— Instructions to follow —
Determine how many lines of this material contain "通用医疗三OO医院". Give only the number.

◇ ◇ ◇

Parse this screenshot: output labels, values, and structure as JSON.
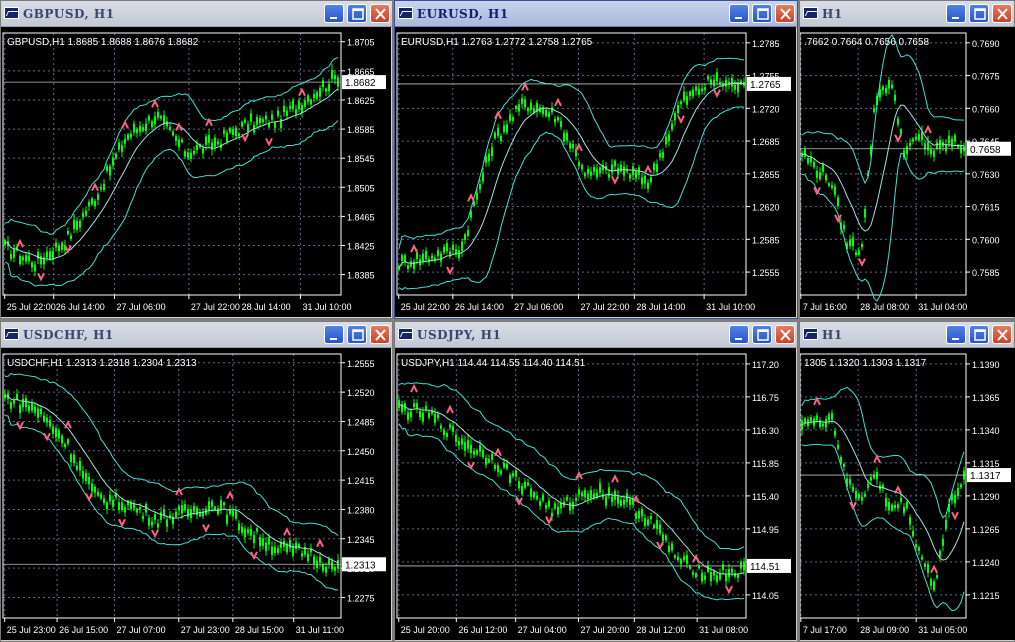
{
  "windows": [
    {
      "id": "gbpusd",
      "title": "GBPUSD, H1",
      "active": false,
      "header": "GBPUSD,H1  1.8685 1.8688 1.8676 1.8682",
      "price_label": "1.8682",
      "y_ticks": [
        "1.8705",
        "1.8665",
        "1.8625",
        "1.8585",
        "1.8545",
        "1.8505",
        "1.8465",
        "1.8425",
        "1.8385"
      ],
      "x_ticks": [
        "25 Jul 22:00",
        "26 Jul 14:00",
        "27 Jul 06:00",
        "27 Jul 22:00",
        "28 Jul 14:00",
        "31 Jul 10:00"
      ]
    },
    {
      "id": "eurusd",
      "title": "EURUSD, H1",
      "active": true,
      "header": "EURUSD,H1  1.2763 1.2772 1.2758 1.2765",
      "price_label": "1.2765",
      "y_ticks": [
        "1.2785",
        "1.2755",
        "1.2720",
        "1.2685",
        "1.2655",
        "1.2620",
        "1.2585",
        "1.2555"
      ],
      "x_ticks": [
        "25 Jul 22:00",
        "26 Jul 14:00",
        "27 Jul 06:00",
        "27 Jul 22:00",
        "28 Jul 14:00",
        "31 Jul 10:00"
      ]
    },
    {
      "id": "audusd",
      "title": "H1",
      "active": false,
      "header": ".7662 0.7664 0.7656 0.7658",
      "price_label": "0.7658",
      "y_ticks": [
        "0.7690",
        "0.7675",
        "0.7660",
        "0.7645",
        "0.7630",
        "0.7615",
        "0.7600",
        "0.7585"
      ],
      "x_ticks": [
        "7 Jul 16:00",
        "28 Jul 08:00",
        "31 Jul 04:00"
      ]
    },
    {
      "id": "usdchf",
      "title": "USDCHF, H1",
      "active": false,
      "header": "USDCHF,H1  1.2313 1.2318 1.2304 1.2313",
      "price_label": "1.2313",
      "y_ticks": [
        "1.2555",
        "1.2520",
        "1.2485",
        "1.2450",
        "1.2415",
        "1.2380",
        "1.2345",
        "1.2310",
        "1.2275"
      ],
      "x_ticks": [
        "25 Jul 23:00",
        "26 Jul 15:00",
        "27 Jul 07:00",
        "27 Jul 23:00",
        "28 Jul 15:00",
        "31 Jul 11:00"
      ]
    },
    {
      "id": "usdjpy",
      "title": "USDJPY, H1",
      "active": false,
      "header": "USDJPY,H1  114.44 114.55 114.40 114.51",
      "price_label": "114.51",
      "y_ticks": [
        "117.20",
        "116.75",
        "116.30",
        "115.85",
        "115.40",
        "114.95",
        "114.50",
        "114.05"
      ],
      "x_ticks": [
        "25 Jul 20:00",
        "26 Jul 12:00",
        "27 Jul 04:00",
        "27 Jul 20:00",
        "28 Jul 12:00",
        "31 Jul 08:00"
      ]
    },
    {
      "id": "usdcad",
      "title": "H1",
      "active": false,
      "header": "1305 1.1320 1.1303 1.1317",
      "price_label": "1.1317",
      "y_ticks": [
        "1.1390",
        "1.1365",
        "1.1340",
        "1.1315",
        "1.1290",
        "1.1265",
        "1.1240",
        "1.1215"
      ],
      "x_ticks": [
        "7 Jul 17:00",
        "28 Jul 09:00",
        "31 Jul 05:00"
      ]
    }
  ],
  "colors": {
    "chart_bg": "#000000",
    "candles": "#00ff00",
    "bands": "#40e0d0",
    "fractals": "#ff6080",
    "grid": "#5a6a8a",
    "text": "#ffffff"
  }
}
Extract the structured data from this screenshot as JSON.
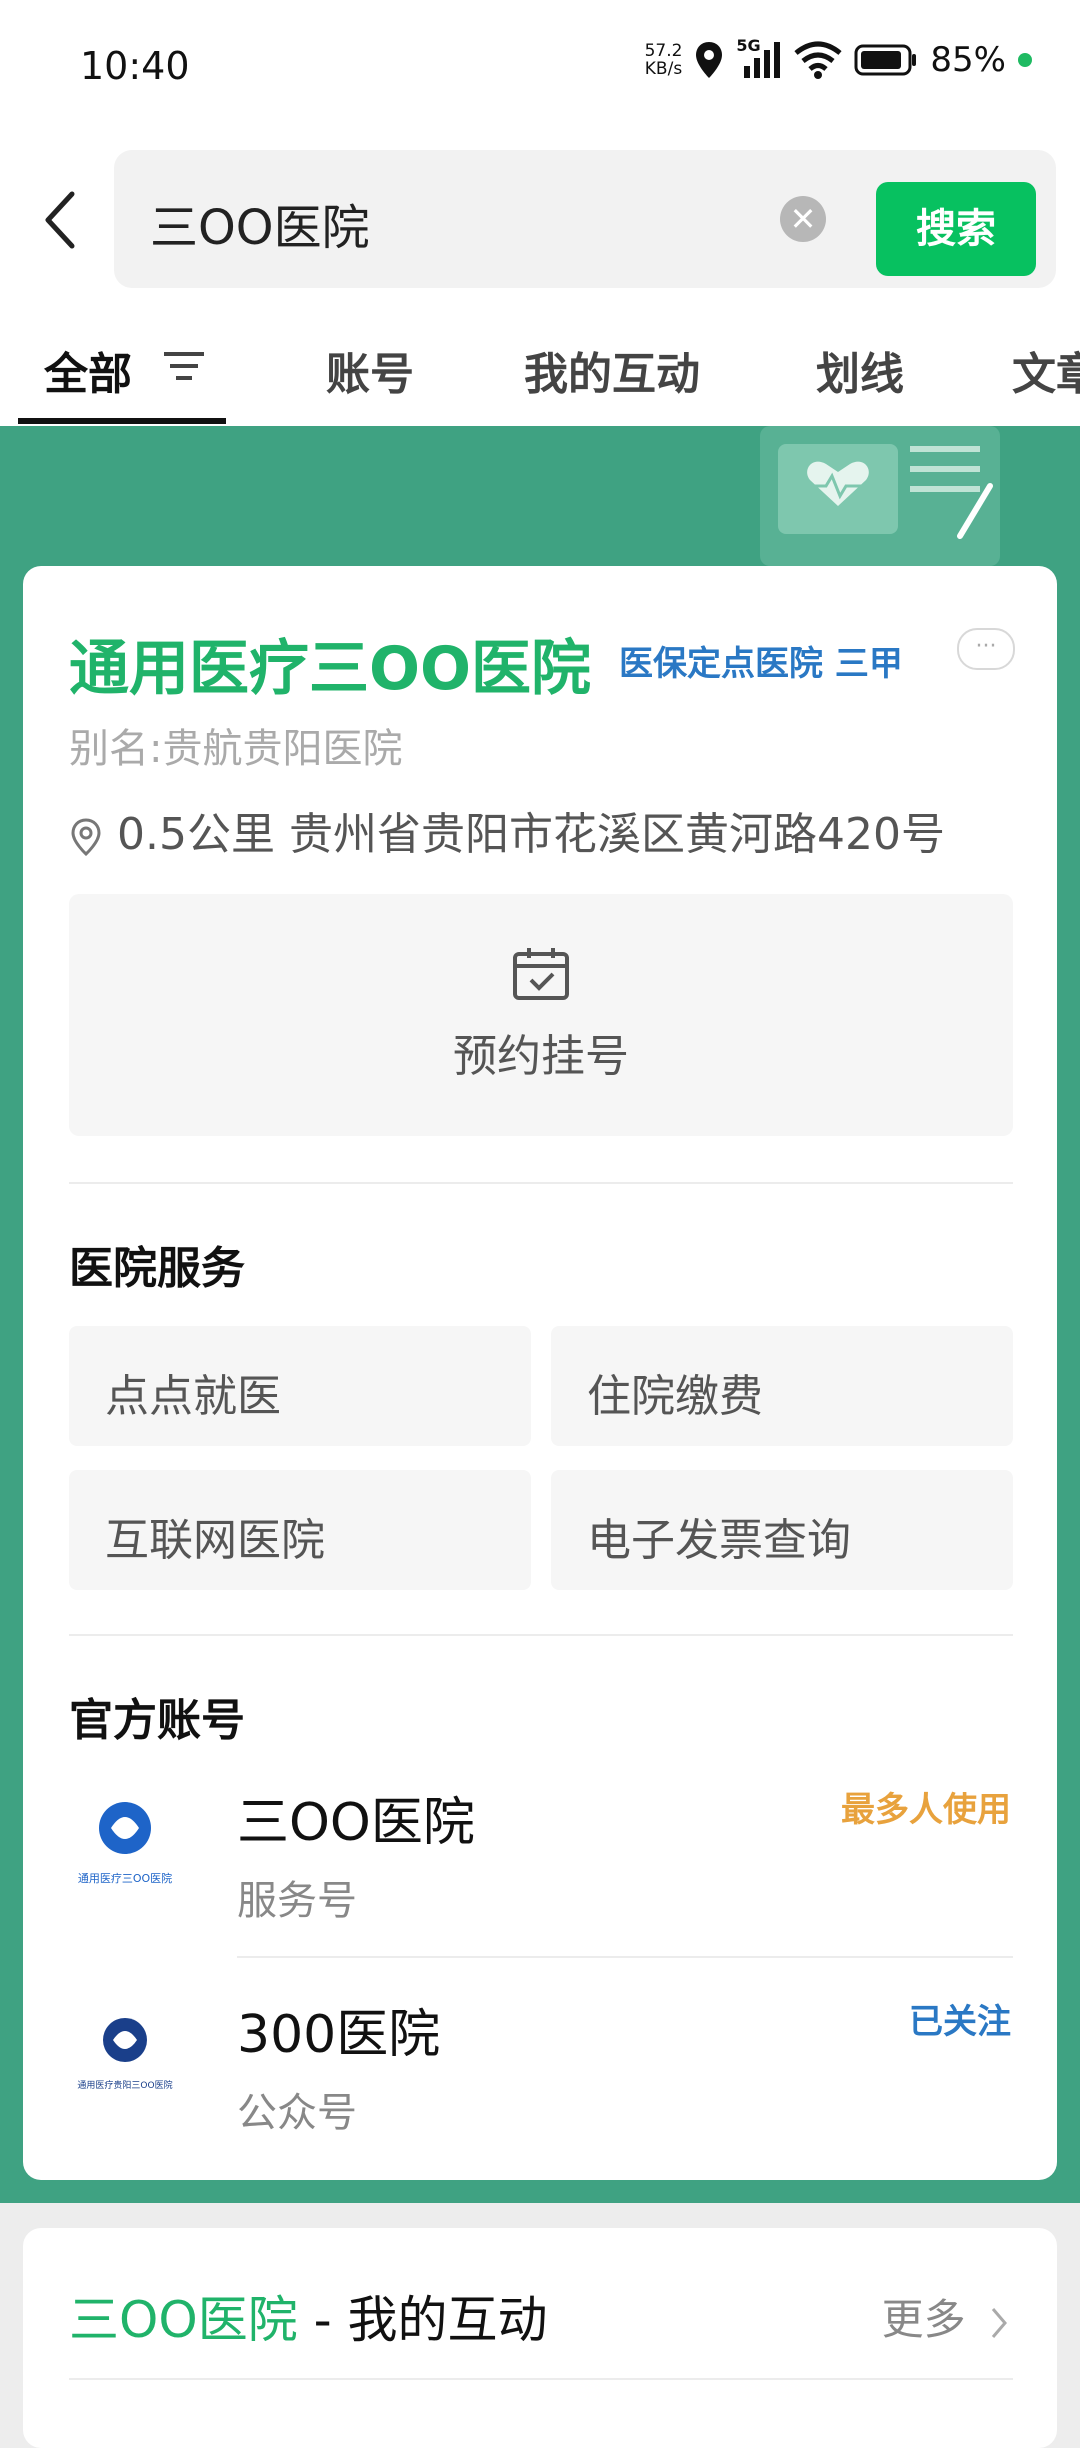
{
  "status_bar": {
    "time": "10:40",
    "net_speed_value": "57.2",
    "net_speed_unit": "KB/s",
    "network": "5G",
    "battery": "85%",
    "icons": [
      "location-icon",
      "signal-icon",
      "wifi-icon",
      "battery-icon"
    ]
  },
  "search": {
    "query": "三OO医院",
    "button": "搜索"
  },
  "tabs": [
    {
      "label": "全部"
    },
    {
      "label": "账号"
    },
    {
      "label": "我的互动"
    },
    {
      "label": "划线"
    },
    {
      "label": "文章"
    }
  ],
  "hospital": {
    "name": "通用医疗三OO医院",
    "tags": "医保定点医院  三甲",
    "more": "···",
    "alias": "别名:贵航贵阳医院",
    "distance": "0.5公里",
    "address": "贵州省贵阳市花溪区黄河路420号",
    "appointment": "预约挂号"
  },
  "services": {
    "title": "医院服务",
    "items": [
      "点点就医",
      "住院缴费",
      "互联网医院",
      "电子发票查询"
    ]
  },
  "official_accounts": {
    "title": "官方账号",
    "items": [
      {
        "name": "三OO医院",
        "type": "服务号",
        "badge": "最多人使用",
        "badge_color": "#e8a23d",
        "logo_text": "通用医疗三OO医院"
      },
      {
        "name": "300医院",
        "type": "公众号",
        "badge": "已关注",
        "badge_color": "#2a78c4",
        "logo_text": "通用医疗贵阳三OO医院"
      }
    ]
  },
  "interaction": {
    "title_green": "三OO医院",
    "title_rest": " - 我的互动",
    "more": "更多"
  },
  "colors": {
    "brand_green": "#07c160",
    "banner_green": "#3fa282",
    "tag_blue": "#2a78c4",
    "badge_orange": "#e8a23d"
  }
}
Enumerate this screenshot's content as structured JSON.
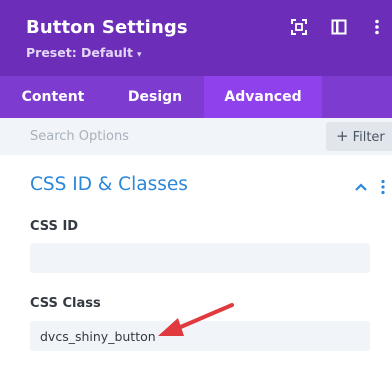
{
  "header": {
    "title": "Button Settings",
    "preset": "Preset: Default",
    "background_color": "#6c2eb9",
    "icons": [
      "focus-icon",
      "sidebar-toggle-icon",
      "more-vertical-icon"
    ]
  },
  "tabs": [
    {
      "label": "Content",
      "active": false
    },
    {
      "label": "Design",
      "active": false
    },
    {
      "label": "Advanced",
      "active": true
    }
  ],
  "search": {
    "placeholder": "Search Options",
    "value": "",
    "filter_label": "Filter"
  },
  "section": {
    "title": "CSS ID & Classes",
    "title_color": "#2b87da",
    "expanded": true
  },
  "fields": {
    "css_id": {
      "label": "CSS ID",
      "value": ""
    },
    "css_class": {
      "label": "CSS Class",
      "value": "dvcs_shiny_button"
    }
  },
  "annotation": {
    "arrow_color": "#e0393e",
    "points_to": "css_class"
  }
}
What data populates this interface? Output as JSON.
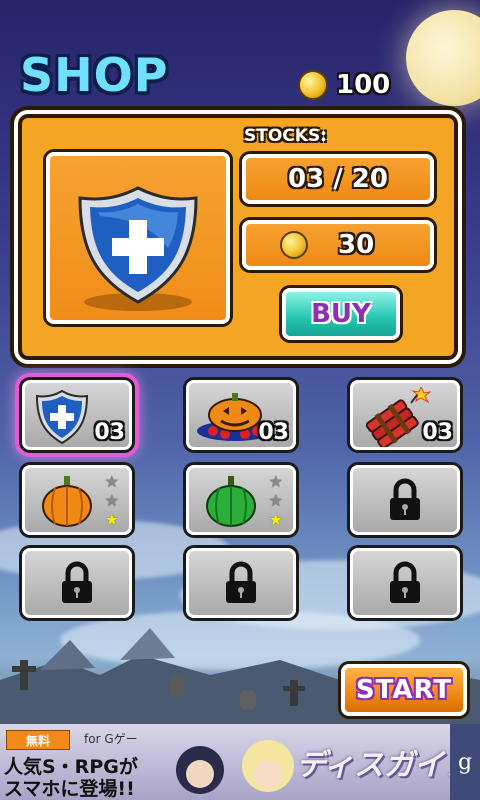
{
  "header": {
    "title": "SHOP",
    "coins": "100"
  },
  "panel": {
    "selected_item_icon": "shield-icon",
    "stocks_label": "STOCKS:",
    "stocks_value": "03 / 20",
    "price": "30",
    "buy_label": "BUY"
  },
  "inventory": [
    {
      "icon": "shield-icon",
      "count": "03",
      "selected": true
    },
    {
      "icon": "jack-o-lantern-icon",
      "count": "03"
    },
    {
      "icon": "dynamite-icon",
      "count": "03"
    },
    {
      "icon": "orange-pumpkin-icon",
      "stars": [
        false,
        false,
        true
      ]
    },
    {
      "icon": "green-pumpkin-icon",
      "stars": [
        false,
        false,
        true
      ]
    },
    {
      "icon": "lock-icon",
      "locked": true
    },
    {
      "icon": "lock-icon",
      "locked": true
    },
    {
      "icon": "lock-icon",
      "locked": true
    },
    {
      "icon": "lock-icon",
      "locked": true
    }
  ],
  "start_label": "START",
  "ad": {
    "badge": "無料",
    "for_text": "for Gゲー",
    "line1": "人気S・RPGが",
    "line2": "スマホに登場!!",
    "logo": "ディスガイア",
    "g_label": "g"
  },
  "colors": {
    "accent_orange": "#f5a524",
    "buy_teal": "#24c6b0",
    "start_orange": "#f08a16",
    "select_pink": "#e65ad8",
    "title_cyan": "#6fe0ff"
  }
}
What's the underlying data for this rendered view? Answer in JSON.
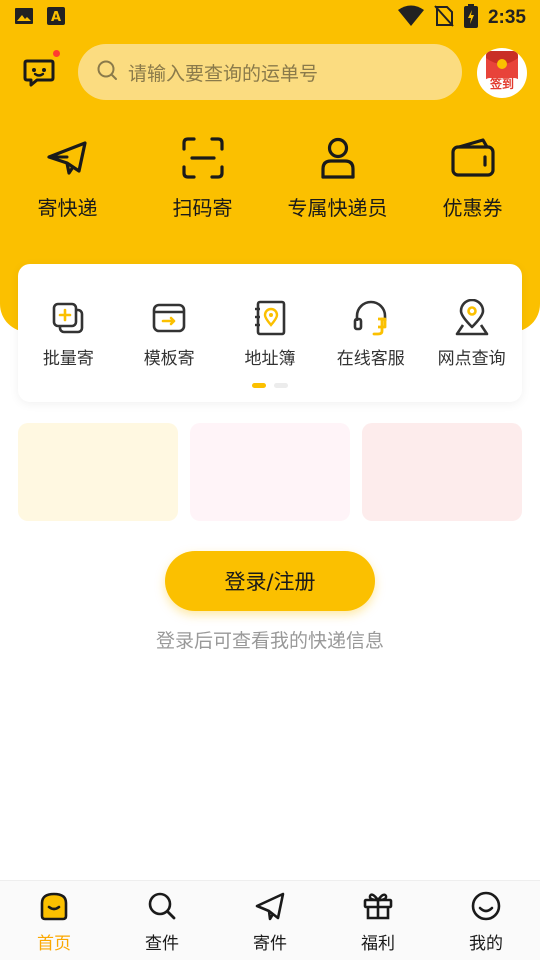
{
  "status_bar": {
    "time": "2:35",
    "icons": [
      "image-icon",
      "font-a-icon",
      "wifi-icon",
      "no-sim-icon",
      "battery-icon"
    ]
  },
  "header": {
    "search_placeholder": "请输入要查询的运单号",
    "checkin_label": "签到"
  },
  "main_actions": [
    {
      "label": "寄快递",
      "icon": "paper-plane-icon"
    },
    {
      "label": "扫码寄",
      "icon": "scan-icon"
    },
    {
      "label": "专属快递员",
      "icon": "courier-icon"
    },
    {
      "label": "优惠券",
      "icon": "coupon-wallet-icon"
    }
  ],
  "tools": [
    {
      "label": "批量寄",
      "icon": "batch-send-icon"
    },
    {
      "label": "模板寄",
      "icon": "template-icon"
    },
    {
      "label": "地址簿",
      "icon": "address-book-icon"
    },
    {
      "label": "在线客服",
      "icon": "headset-icon"
    },
    {
      "label": "网点查询",
      "icon": "location-pin-icon"
    }
  ],
  "promos": [
    {
      "color": "#FFF8E1"
    },
    {
      "color": "#FFF4F8"
    },
    {
      "color": "#FDECEC"
    }
  ],
  "login": {
    "button_label": "登录/注册",
    "hint": "登录后可查看我的快递信息"
  },
  "bottom_nav": [
    {
      "label": "首页",
      "icon": "home-icon",
      "active": true
    },
    {
      "label": "查件",
      "icon": "search-icon",
      "active": false
    },
    {
      "label": "寄件",
      "icon": "send-icon",
      "active": false
    },
    {
      "label": "福利",
      "icon": "gift-icon",
      "active": false
    },
    {
      "label": "我的",
      "icon": "smile-icon",
      "active": false
    }
  ],
  "colors": {
    "brand_yellow": "#FBC000",
    "search_bg": "#FBDC80",
    "active_nav": "#FBA800"
  }
}
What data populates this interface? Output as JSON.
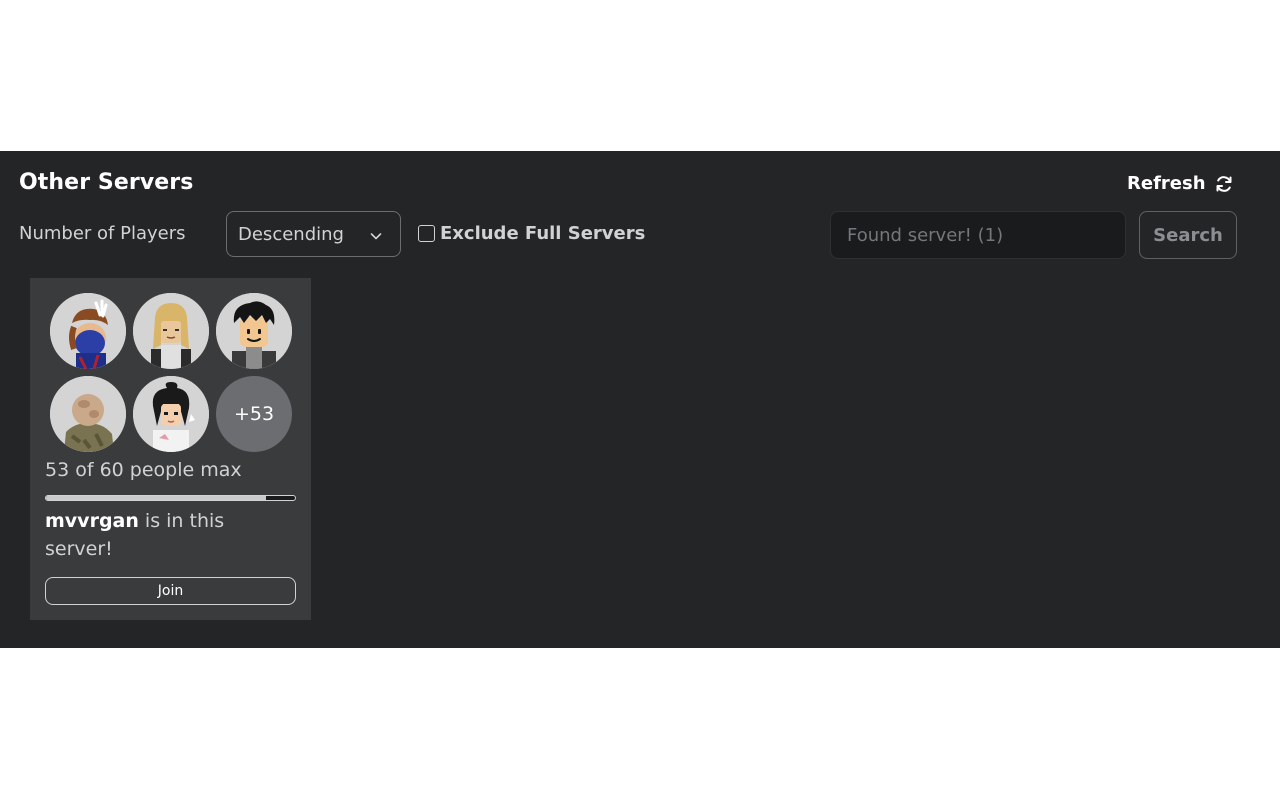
{
  "header": {
    "title": "Other Servers",
    "refresh_label": "Refresh",
    "refresh_icon": "refresh-icon"
  },
  "filters": {
    "label": "Number of Players",
    "sort_value": "Descending",
    "exclude_full_label": "Exclude Full Servers",
    "exclude_full_checked": false,
    "search_placeholder": "Found server! (1)",
    "search_button_label": "Search"
  },
  "server_card": {
    "avatars": [
      "player-avatar-1",
      "player-avatar-2",
      "player-avatar-3",
      "player-avatar-4",
      "player-avatar-5"
    ],
    "more_players_label": "+53",
    "capacity_text": "53 of 60 people max",
    "players_current": 53,
    "players_max": 60,
    "friend_name": "mvvrgan",
    "friend_suffix": " is in this server!",
    "join_label": "Join"
  },
  "colors": {
    "panel_bg": "#232527",
    "card_bg": "#393b3d",
    "text_primary": "#ffffff",
    "text_secondary": "#d0d2d4"
  }
}
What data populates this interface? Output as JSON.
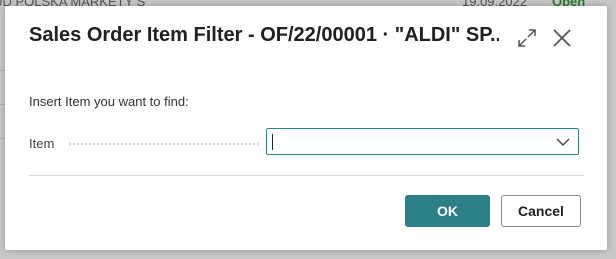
{
  "background": {
    "top_left_text": "JD POLSKA MARKETY S",
    "top_date": "19.09.2022",
    "top_status": "Open",
    "status_color": "#2e7d32"
  },
  "dialog": {
    "title": "Sales Order Item Filter - OF/22/00001 · \"ALDI\" SP...",
    "expand_icon": "expand-icon",
    "close_icon": "close-icon",
    "prompt": "Insert Item you want to find:",
    "item_label": "Item",
    "item_value": "",
    "ok_label": "OK",
    "cancel_label": "Cancel",
    "accent_color": "#2c7f86"
  }
}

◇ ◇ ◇

— Exercise answer —
2